• 3 minutes Shale Oil Fiasco
  • 7 minutes "Leaked" request by some Democrats that they were asking Nancy to coordinate censure instead of impeachment.
  • 12 minutes Trump's China Strategy: Death By a Thousand Paper Cuts
  • 16 minutes Global Debt Worries. How Will This End?
  • 8 mins DUMB IT DOWN-IMPEACHMENT
  • 59 mins POTUS Trump signs the HK Bill
  • 7 mins Tories on course to win majority
  • 10 mins americavchina.com
  • 22 hours Greta named Time Magazine "Person of the Year"
  • 3 hours Winter Storms Hitting Continental US
  • 5 hours Everything you think you know about economics is WRONG!
  • 9 hours WTO is effectively neutered. Trump *already* won the trade war against China and WTO is helpless to intervene
  • 1 day Forget The Hype, Aramco Shares May be Valued At Zero Next Year
  • 18 mins Oil tankers attacked in Gulf of Oman - - - photos
  • 4 hours Aramco Raises $25.6B in World's Biggest IPO
Alt Text

IEA Pours Cold Water Over OPEC+ Optimism

While OPEC has dominated headlines…

Alt Text

All Eyes On China As Oil Demand Dwindles

A gloomy oil demand growth…

Irina Slav

Irina Slav

Irina is a writer for Oilprice.com with over a decade of experience writing on the oil and gas industry.

More Info

Premium Content

Panic In Vienna: OPEC Needs To Bring Down Costs To Compete With U.S. Shale

Nigeria’s Oil Minister Emmanuel Ibe Kachikwu said that OPEC producers need to lower their production costs if they want to be able to compete effectively with U.S. shale boomers, articulating what many already suspect or fear: that the production cut is simply not enough as a long-term solution of the global glut.

Speaking to CNBC Africa, Kachikwu praised the cartel for its efforts to rebalance the market, however, saying he was confident that “prices will hold”. This confirms statements from other OPEC officials, who have suggested that the production cut might need to be extended if a more solid price rise is to be achieved. The initial agreement, which also includes 11 non-OPEC producers, envisages a reduction of about 1.8 million bpd in global daily supply.

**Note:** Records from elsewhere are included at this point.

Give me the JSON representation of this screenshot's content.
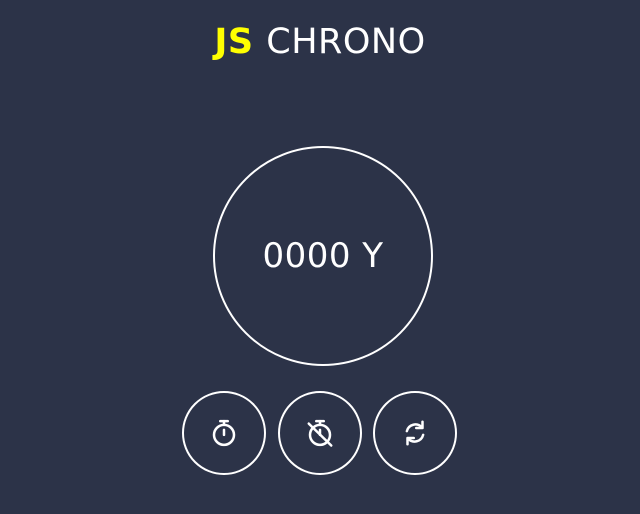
{
  "header": {
    "title_accent": "JS",
    "title_rest": "CHRONO"
  },
  "display": {
    "time": "0000 Y"
  },
  "controls": [
    {
      "icon": "stopwatch-icon"
    },
    {
      "icon": "stopwatch-slash-icon"
    },
    {
      "icon": "refresh-icon"
    }
  ],
  "colors": {
    "background": "#2c3348",
    "accent": "#ffff00",
    "foreground": "#ffffff"
  }
}
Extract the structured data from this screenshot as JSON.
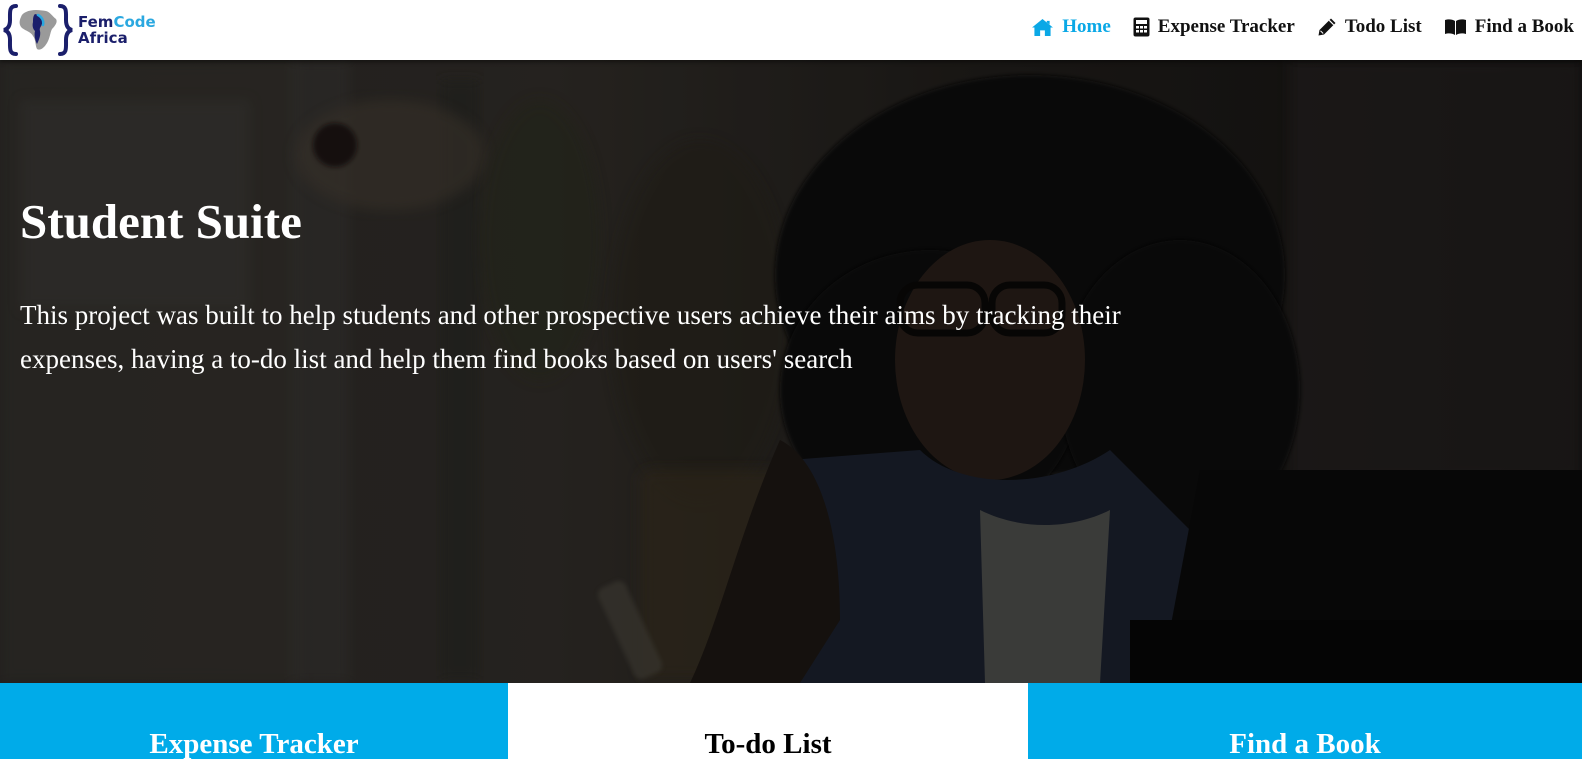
{
  "brand": {
    "line1_dark": "Fem",
    "line1_accent": "Code",
    "line2": "Africa",
    "colors": {
      "dark": "#1b1f6b",
      "accent": "#2ba8e0"
    }
  },
  "nav": {
    "items": [
      {
        "label": "Home",
        "icon": "home-icon",
        "active": true
      },
      {
        "label": "Expense Tracker",
        "icon": "calculator-icon",
        "active": false
      },
      {
        "label": "Todo List",
        "icon": "pencil-icon",
        "active": false
      },
      {
        "label": "Find a Book",
        "icon": "book-open-icon",
        "active": false
      }
    ],
    "active_color": "#0aa8e6"
  },
  "hero": {
    "title": "Student Suite",
    "description": "This project was built to help students and other prospective users achieve their aims by tracking their expenses, having a to-do list and help them find books based on users' search"
  },
  "cards": [
    {
      "title": "Expense Tracker",
      "background": "#00abe9"
    },
    {
      "title": "To-do List",
      "background": "#ffffff"
    },
    {
      "title": "Find a Book",
      "background": "#00abe9"
    }
  ]
}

It emerged earlier this week that some of OPEC’s biggest producers need price levels of US$60 a barrel if they are to be able to start investing in new projects. Interestingly, this price level, according to unnamed OPEC sources, is considered sufficient to discourage U.S. shale producers from building production further.

So far, the market has somewhat reluctantly acknowledged OPEC’s surprisingly high compliance rate, which reached 90 percent as of the end of January, but even so, prices have failed to move much higher than US$55 for Brent, the international benchmark, and US$54 for West Texas Intermediate.

Nigeria, which relies on oil income for two-thirds of its budget revenues, was exempted from the cut deal because of militant attacks on oil infrastructure in the Niger Delta, which crippled its energy industry. However, government efforts to appease the militants seem to be working, and earlier this week, an official from the Nigerian National Petroleum Corporation said that the country’s daily output has risen to 2.1 million barrels of crude. Maikanti Baru added that hopes are to raise this to 2.2 million bpd by the end of the year.

By Irina Slav for Oilprice.com

More Top Reads From Oilprice.com:




Download The Free Oilprice App Today

Back to homepage



Leave a comment
  • Sum Gai on March 07 2017 said:
    Looking at the pictures and statements from these petro state bozos makes me smile, because they really have no idea what they're doing and how screwed they are. Most of these guys are just career bureaucrats who have no idea how to innovate. USA USA! :)

Leave a comment




Oilprice - The No. 1 Source for Oil & Energy News
Download on the App Store Get it on Google Play